(German/German Studies majors/minors—remember to email me about your topic if you want this course to count towards your major/minor.  There are specific requirements related to the paper).

Der Vampir Heinrich August Ossenfelder, 1748

Mein liebes Mägdchen glaubet
Beständig steif und feste,
An die gegebnen Lehren
Der immer frommen Mutter;
Als Völker an der Theyse
An tödtliche Vampiere
Heyduckisch feste glauben.
Nun warte nur Christianchen,
Du willst mich gar nicht lieben;
Ich will mich an dir rächen,
Und heute in Tockayer
Zu einem Vampir trinken.
Und wenn du sanfte schlummerst,
Von deinen schönen Wangen
Den frischen Purpur saugen.
Alsdenn wirst du erschrecken,
Wenn ich dich werde küssen
Und als ein Vampir küssen:
Wenn du dann recht erzitterst
Und matt in meine Arme,
Gleich einer Todten sinkest
Alsdenn will ich dich fragen,
Sind meine Lehren besser,
Als deiner guten Mutter?

In Der Naturforscher. Achtundvierzigstes Stück. Leipzig, Sonnabend, den 25. des Mays, 1748. S. 380f.

The Vampire

My dear young maiden believes
Steadfastly, deeply and firmly,
In the received teachings
Of her ever-pious Mother.
Just as the people on the Tisza
Believe staunchly, like Heyducks,
In deadly vampires.
Now wait a moment, dear little Christine,
You refuse to love me
And I want to avenge myself on you
And today in Tokay
Toast a Vampire.
And while you are softly sleeping
Suck the fresh crimson
From your pretty cheeks.
Then you’ll get a fright—
When I kiss you
And kiss you as a vampire:
Then will you truly tremble—
And weak into my arms
Sink like one dead.
So then will I ask you
Are not my teachings better
Than those of your good Mother?

My translation with consultation of Butler, Metamorphoses of the Vampire (Camden House: 2010) and Crawford, Origins of the Literary Vampire in German (Penn State, diss. 2004).

Required texts at UCSD Bookstore

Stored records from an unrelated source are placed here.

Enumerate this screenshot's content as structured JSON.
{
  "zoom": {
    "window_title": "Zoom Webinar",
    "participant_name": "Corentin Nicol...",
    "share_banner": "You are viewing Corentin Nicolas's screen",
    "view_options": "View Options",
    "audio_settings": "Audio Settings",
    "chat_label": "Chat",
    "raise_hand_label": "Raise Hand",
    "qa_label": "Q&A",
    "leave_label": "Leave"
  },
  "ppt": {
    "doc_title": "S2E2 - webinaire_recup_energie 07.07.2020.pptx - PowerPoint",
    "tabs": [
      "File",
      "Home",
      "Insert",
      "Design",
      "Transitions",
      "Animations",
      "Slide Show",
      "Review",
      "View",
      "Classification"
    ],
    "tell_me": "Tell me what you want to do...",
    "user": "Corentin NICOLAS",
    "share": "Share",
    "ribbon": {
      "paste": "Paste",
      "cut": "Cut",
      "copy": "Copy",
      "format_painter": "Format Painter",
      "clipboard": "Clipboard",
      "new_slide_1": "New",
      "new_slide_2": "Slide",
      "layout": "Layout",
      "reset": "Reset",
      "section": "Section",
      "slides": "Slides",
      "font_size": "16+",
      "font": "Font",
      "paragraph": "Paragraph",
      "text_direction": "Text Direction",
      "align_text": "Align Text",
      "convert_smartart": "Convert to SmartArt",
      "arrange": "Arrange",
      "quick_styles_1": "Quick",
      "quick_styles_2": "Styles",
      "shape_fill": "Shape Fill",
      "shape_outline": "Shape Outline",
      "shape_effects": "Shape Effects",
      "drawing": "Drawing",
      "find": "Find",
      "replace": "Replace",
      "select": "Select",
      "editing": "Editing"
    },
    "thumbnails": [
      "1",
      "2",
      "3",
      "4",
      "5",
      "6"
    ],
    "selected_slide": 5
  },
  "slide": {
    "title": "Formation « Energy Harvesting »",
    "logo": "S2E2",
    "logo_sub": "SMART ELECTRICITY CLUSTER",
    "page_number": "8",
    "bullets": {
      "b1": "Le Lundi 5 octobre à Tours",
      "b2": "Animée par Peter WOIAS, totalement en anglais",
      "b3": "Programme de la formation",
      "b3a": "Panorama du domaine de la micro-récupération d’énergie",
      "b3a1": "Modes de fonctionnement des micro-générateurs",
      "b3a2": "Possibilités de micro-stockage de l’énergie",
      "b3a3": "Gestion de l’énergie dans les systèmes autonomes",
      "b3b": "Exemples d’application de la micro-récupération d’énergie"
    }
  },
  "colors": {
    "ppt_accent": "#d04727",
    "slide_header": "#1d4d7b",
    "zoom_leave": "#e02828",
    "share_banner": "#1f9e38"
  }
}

Butler, Fledgling
Stoker, Dracula, ed. Auerbach
Ryan, ed. Penguin Book of Vampire Stories
Matheson, I am Legend

Additional required readings and viewings—see links in syllabus above and UCSD Geisel reserves